While stuck alone in quarantine, you may be experiencing the “apocalyptic hornies.” Without the option of IRL sex, you may now find yourself masturbating way more than you ever have. While there are clear benefits to masturbation—you’re not going to get a sexually transmitted infection (STI) or accidentally impregnate your girlfriend—you may now be wondering if you're masturbating “too much.”
After all, excessive masturbation doesn’t have the best connotation. When we think of guys who masturbate every day, we think of pubescent boys hiding out in their locked rooms, attempting to break their daily “high record.” We don’t think of successful, grown men in loving relationships.

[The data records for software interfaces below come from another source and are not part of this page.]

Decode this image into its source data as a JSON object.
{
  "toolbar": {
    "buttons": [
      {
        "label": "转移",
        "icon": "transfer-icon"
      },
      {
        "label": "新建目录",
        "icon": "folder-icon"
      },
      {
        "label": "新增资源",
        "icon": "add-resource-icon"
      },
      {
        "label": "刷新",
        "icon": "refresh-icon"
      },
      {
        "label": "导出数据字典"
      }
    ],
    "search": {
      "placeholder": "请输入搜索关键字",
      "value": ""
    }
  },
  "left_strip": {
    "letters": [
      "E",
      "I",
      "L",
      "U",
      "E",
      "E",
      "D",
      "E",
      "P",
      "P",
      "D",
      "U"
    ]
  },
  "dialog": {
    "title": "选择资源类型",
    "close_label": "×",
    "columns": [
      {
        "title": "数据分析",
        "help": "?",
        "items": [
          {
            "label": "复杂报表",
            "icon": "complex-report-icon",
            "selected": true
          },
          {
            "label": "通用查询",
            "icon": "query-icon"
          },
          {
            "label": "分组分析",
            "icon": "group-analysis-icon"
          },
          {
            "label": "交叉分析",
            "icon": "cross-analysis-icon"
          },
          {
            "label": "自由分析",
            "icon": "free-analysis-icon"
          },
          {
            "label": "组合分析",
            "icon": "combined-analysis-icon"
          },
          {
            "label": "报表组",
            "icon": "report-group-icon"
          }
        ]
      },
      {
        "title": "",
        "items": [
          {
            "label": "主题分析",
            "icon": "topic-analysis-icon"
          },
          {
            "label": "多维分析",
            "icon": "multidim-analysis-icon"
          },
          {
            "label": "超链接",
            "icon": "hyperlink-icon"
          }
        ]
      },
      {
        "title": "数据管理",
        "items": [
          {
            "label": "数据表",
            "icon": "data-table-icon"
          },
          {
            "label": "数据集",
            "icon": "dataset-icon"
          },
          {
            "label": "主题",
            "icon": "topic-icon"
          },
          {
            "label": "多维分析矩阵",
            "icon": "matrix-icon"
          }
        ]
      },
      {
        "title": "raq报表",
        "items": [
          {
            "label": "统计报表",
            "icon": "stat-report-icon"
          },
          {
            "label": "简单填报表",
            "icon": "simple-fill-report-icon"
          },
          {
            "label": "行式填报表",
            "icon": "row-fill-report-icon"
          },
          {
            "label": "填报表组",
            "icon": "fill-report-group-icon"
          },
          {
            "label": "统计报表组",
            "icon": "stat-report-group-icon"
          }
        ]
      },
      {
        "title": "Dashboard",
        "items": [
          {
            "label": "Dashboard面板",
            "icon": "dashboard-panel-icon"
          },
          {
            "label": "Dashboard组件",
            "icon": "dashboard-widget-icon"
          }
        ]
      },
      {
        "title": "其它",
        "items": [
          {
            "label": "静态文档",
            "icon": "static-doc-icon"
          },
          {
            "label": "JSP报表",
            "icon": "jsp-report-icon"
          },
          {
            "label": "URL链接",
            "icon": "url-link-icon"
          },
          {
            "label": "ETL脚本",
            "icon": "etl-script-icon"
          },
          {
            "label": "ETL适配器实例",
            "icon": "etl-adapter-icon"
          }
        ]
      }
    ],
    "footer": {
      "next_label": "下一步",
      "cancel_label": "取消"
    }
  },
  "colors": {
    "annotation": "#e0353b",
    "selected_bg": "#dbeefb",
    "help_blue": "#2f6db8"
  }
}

The truth, however, is there’s really no such “thing” as excessive masturbation. In fact, there's a pretty wide range: while 27 percent of 30-to-39-year-old men masturbate once a week to a few times a month, that number varies quite a bit by age, according to a 2009 survey of 2,500 American men.
“However often you masturbate, it’s not a problem until it starts affecting your life in negative ways,” Dan Drake, MFT, LPCC, a certified sex addiction therapist and clinical counselor, tells Men’s Health.

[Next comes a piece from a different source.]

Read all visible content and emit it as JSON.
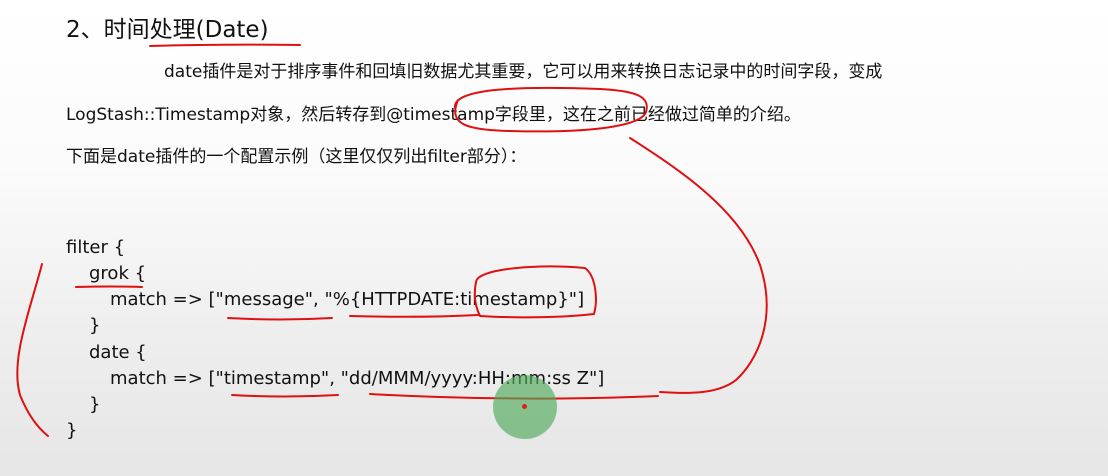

But that doesn't mean that it can't pose a problem, particularly if it interferes with your everyday life.
So when does a harmless masturbation habit turn into an issue? Here are the physical and psychological signs that you may need to give your boner a bit of a breather.
1) You hurt yourself.
Some guys masturbate so often that they actually hurt themselves, says Tobias Köhler, M.D., a urologist at Southern Illinois University.
These injuries could be mild (e.g., skin chafing) or a more serious condition like Peyronie’s disease, or scar tissue buildup in the shaft of your penis that can result from using too much pressure while stroking, Dr. Köhler explains.
This may sound obvious, but if you’re masturbating so often that you're hurting yourself, you need to cut back, he warns.
2) Your job suffers.
Maybe you stay in on Friday nights instead of meeting up with friends, or you’ve been late to meetings because you were giving yourself a hand in the men’s room.
Either way, if you find that your masturbation habits are interfering with your social life, your job, or your desire to have sex with your partner, then it’s time to adjust your routine, Drake says.
3) Your sex life suffers.
Some guys who masturbate a lot use one specific type of stimuli—say, certain categories of porn coupled with specific hand movements. When it comes time for them to actually have sex, they find that they can’t recreate the same type of excitement, Dr. Köhler explains.
Basically, if you watch the same porn or use the same hand motions every time you masturbate, it teaches your brain and body to get off that way and that way alone. If you're having sex with a real-life partner, this could cause serious problems, both in terms of keeping it up and getting erect in the first place. “If that happens, you have a problem that needs to be addressed,” says Dr. Köhler.
4) You always think about it.
You wake up wanting to masturbate. At lunch, your mind wanders to your favorite porn scene. Your commute home is almost unbearable, because you just want to sit on the couch with a beer and PornHub.
If any of this sounds familiar, and you often find yourself distracted by thoughts of when or how you’re going to yank it next, that’s a strong indication you have a problem, Drake says.
If you realize you have a masturbation problem, what should you do about it?
“There’s nothing unhealthy or problematic with masturbating,” Drake says. “But if it becomes detrimental to your life, then you need to treat it like you would any other harmful habit.” That means doing one of two things: a) cutting yourself off cold turkey, at least for the time being; and b) adopting more of a “harm reduction” approach by setting limits for yourself—for example, making a rule to only masturbate at night.
Considering you probably don't want to give up solo orgasms for the rest of your life—masturbation is, after all, an integral part of any healthy sex life—you'll probably want to opt for the latter approach. Set rules for yourself and see if you can adhere to them. If you can't, and you find yourself slipping back into harmful old habits, consider seeing a therapist, as there might be a deeper psychological issue at play.
Bottom line? Indulging in a little self-love every now and then is fine. It's only when it gets in the way of your actual life—or your actual sex life—that it becomes a problem. Of course, during the COVID-19 pandemic, many of us currently don’t have a “real life” or a partner to quarantine with, so I say go ahead and set those masturbation records. What else do you have to do right now?